Enzyme sales account for more than 90% of Novozymes' revenues. Its largest segments produce enzymes used in technical fields, such as biofuel and textile manufacturing, and the production of detergents. It also makes a wide variety of enzymes used to make foods for humans and animals.
Novozymes' business ended 2009 on an upward trend, with revenues climbing 4% and net income growing 14% over 2008. During a volatile year when revenues were up and down from quarter-to-quarter, overall sales for the Europe, Middle East, and Africa region grew by 5%. In addition, sales in both the North America and Asia Pacific regions were up 1% each, but Latin America saw a 1% drop compared to 2008. Sales of biofuels and detergents generally increased in 2009, while sales to the textiles, food, and feed industries were lower.

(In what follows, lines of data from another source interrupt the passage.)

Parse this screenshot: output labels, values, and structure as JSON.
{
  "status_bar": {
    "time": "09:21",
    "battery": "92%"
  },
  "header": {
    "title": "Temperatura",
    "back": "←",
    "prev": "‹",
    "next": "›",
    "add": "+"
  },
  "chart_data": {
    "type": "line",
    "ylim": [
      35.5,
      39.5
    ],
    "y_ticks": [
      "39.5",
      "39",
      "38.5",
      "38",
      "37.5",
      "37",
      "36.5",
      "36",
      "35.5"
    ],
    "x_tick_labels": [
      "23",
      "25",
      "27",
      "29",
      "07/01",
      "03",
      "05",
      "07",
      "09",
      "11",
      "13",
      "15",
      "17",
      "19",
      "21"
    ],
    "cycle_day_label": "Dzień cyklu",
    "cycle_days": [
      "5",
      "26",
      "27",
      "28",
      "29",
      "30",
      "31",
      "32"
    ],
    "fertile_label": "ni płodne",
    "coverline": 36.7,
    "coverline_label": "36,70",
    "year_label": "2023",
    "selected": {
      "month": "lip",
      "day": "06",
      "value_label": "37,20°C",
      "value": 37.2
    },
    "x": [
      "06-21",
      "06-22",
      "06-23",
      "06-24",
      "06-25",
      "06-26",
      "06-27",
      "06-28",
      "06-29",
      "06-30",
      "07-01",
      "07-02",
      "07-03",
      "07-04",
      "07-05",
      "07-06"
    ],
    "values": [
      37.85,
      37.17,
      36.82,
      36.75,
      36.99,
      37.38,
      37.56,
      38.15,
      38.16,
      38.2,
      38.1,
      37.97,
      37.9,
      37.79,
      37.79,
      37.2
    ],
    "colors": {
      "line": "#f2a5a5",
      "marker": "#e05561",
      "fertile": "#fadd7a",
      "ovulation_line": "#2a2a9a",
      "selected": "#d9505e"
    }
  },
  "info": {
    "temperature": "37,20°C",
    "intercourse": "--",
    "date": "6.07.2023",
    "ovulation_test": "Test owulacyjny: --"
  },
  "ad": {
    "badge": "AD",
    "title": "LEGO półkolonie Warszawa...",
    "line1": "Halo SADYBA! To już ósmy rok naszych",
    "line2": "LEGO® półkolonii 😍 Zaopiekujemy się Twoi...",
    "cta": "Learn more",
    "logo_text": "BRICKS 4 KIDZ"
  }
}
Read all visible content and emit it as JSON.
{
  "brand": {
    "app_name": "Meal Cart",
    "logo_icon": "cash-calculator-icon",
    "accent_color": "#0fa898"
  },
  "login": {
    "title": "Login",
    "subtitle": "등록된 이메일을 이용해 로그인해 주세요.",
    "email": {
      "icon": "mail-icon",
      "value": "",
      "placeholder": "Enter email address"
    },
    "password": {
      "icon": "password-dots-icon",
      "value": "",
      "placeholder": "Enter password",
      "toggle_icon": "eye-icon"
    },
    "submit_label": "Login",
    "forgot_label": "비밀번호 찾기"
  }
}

The company is pursuing expansion in the burgeoning biofuels and biopharmaceuticals industries. Novozymes has biofuel projects in the US and Brazil, among other countries. It is building a new ethanol plant in Nebraska, scheduled to open in 2012. It formed a venture with several food and energy companies in China to produce ethanol from agricultural waste by 2011. Early in 2010, Novozymes launched the first commercially viable enzymes for production of biofuel from agricultural residues, enabling a new formula of biofuel to be used as an alternative to gasoline.
Novozymes supplies enzymes, recombinant proteins, and cell culture media used in pharmaceutical development. The company has a partnership with Human Genome Sciences to use a protein fusion technology to increase the effectiveness and longevity of drugs. The company also has development programs to improve the quality of enzymes used in detergent and food production. In 2010 it even came up with an enzyme that enables breweries to make beer at a lower cost.
Also in 2010, Novozymes acquired EMD/Merck Crop BioScience from Merck KGaA for $275 million. EMD/Merck Crop BioScience develops sustainable products for the agricultural biologicals industry.
Novo Nordisk Foundation, through its Novo A/S unit, controls all of Novozymes' preferred stock (about 17% of the company's shares), as well as some common stock shares, giving it control over about 70% of Novozyme's voting rights. Novozymes was a subsidiary of affiliated drug maker Novo Nordisk until 2000. – less